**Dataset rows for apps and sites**
________________

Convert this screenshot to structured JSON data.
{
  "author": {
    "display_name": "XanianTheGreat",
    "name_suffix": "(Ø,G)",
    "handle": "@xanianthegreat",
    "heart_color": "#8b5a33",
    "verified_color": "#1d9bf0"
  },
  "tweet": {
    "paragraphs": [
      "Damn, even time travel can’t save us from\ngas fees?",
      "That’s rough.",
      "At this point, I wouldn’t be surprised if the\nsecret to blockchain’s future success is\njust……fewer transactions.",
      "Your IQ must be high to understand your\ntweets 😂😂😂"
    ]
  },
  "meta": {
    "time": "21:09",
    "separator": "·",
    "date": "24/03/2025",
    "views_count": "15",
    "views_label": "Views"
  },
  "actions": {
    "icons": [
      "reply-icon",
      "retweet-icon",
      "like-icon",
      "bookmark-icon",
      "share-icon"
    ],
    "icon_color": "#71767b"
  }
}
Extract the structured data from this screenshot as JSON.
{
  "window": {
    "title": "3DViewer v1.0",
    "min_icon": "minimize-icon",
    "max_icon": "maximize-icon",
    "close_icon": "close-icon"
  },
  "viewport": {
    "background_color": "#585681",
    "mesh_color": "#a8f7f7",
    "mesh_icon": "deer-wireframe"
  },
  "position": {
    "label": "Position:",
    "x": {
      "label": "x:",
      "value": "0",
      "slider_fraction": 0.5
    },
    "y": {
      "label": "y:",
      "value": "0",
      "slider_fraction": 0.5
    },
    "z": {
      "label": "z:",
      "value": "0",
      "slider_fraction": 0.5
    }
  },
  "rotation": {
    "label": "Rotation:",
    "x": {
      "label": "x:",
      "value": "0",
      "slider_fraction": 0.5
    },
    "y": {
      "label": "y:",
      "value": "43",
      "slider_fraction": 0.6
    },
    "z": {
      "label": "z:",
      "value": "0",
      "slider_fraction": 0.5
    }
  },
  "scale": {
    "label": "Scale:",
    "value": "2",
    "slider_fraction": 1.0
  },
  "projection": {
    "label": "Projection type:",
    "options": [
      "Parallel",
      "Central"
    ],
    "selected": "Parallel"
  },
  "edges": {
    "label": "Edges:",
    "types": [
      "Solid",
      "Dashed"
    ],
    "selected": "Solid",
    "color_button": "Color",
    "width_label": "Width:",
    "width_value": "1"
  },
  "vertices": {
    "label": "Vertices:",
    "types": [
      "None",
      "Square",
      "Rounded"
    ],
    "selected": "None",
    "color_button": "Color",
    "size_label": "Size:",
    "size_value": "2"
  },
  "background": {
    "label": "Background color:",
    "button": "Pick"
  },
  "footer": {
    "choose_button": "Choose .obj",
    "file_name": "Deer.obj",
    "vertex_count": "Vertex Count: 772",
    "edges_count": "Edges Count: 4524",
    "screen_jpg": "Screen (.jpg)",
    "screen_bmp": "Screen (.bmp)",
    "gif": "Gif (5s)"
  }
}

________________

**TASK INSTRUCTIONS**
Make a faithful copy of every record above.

**THE COMPLETED TASK**
Convert this screenshot to structured JSON data.
{
  "author": {
    "display_name": "XanianTheGreat",
    "name_suffix": "(Ø,G)",
    "handle": "@xanianthegreat",
    "heart_color": "#8b5a33",
    "verified_color": "#1d9bf0"
  },
  "tweet": {
    "paragraphs": [
      "Damn, even time travel can’t save us from\ngas fees?",
      "That’s rough.",
      "At this point, I wouldn’t be surprised if the\nsecret to blockchain’s future success is\njust……fewer transactions.",
      "Your IQ must be high to understand your\ntweets 😂😂😂"
    ]
  },
  "meta": {
    "time": "21:09",
    "separator": "·",
    "date": "24/03/2025",
    "views_count": "15",
    "views_label": "Views"
  },
  "actions": {
    "icons": [
      "reply-icon",
      "retweet-icon",
      "like-icon",
      "bookmark-icon",
      "share-icon"
    ],
    "icon_color": "#71767b"
  }
}
Extract the structured data from this screenshot as JSON.
{
  "window": {
    "title": "3DViewer v1.0",
    "min_icon": "minimize-icon",
    "max_icon": "maximize-icon",
    "close_icon": "close-icon"
  },
  "viewport": {
    "background_color": "#585681",
    "mesh_color": "#a8f7f7",
    "mesh_icon": "deer-wireframe"
  },
  "position": {
    "label": "Position:",
    "x": {
      "label": "x:",
      "value": "0",
      "slider_fraction": 0.5
    },
    "y": {
      "label": "y:",
      "value": "0",
      "slider_fraction": 0.5
    },
    "z": {
      "label": "z:",
      "value": "0",
      "slider_fraction": 0.5
    }
  },
  "rotation": {
    "label": "Rotation:",
    "x": {
      "label": "x:",
      "value": "0",
      "slider_fraction": 0.5
    },
    "y": {
      "label": "y:",
      "value": "43",
      "slider_fraction": 0.6
    },
    "z": {
      "label": "z:",
      "value": "0",
      "slider_fraction": 0.5
    }
  },
  "scale": {
    "label": "Scale:",
    "value": "2",
    "slider_fraction": 1.0
  },
  "projection": {
    "label": "Projection type:",
    "options": [
      "Parallel",
      "Central"
    ],
    "selected": "Parallel"
  },
  "edges": {
    "label": "Edges:",
    "types": [
      "Solid",
      "Dashed"
    ],
    "selected": "Solid",
    "color_button": "Color",
    "width_label": "Width:",
    "width_value": "1"
  },
  "vertices": {
    "label": "Vertices:",
    "types": [
      "None",
      "Square",
      "Rounded"
    ],
    "selected": "None",
    "color_button": "Color",
    "size_label": "Size:",
    "size_value": "2"
  },
  "background": {
    "label": "Background color:",
    "button": "Pick"
  },
  "footer": {
    "choose_button": "Choose .obj",
    "file_name": "Deer.obj",
    "vertex_count": "Vertex Count: 772",
    "edges_count": "Edges Count: 4524",
    "screen_jpg": "Screen (.jpg)",
    "screen_bmp": "Screen (.bmp)",
    "gif": "Gif (5s)"
  }
}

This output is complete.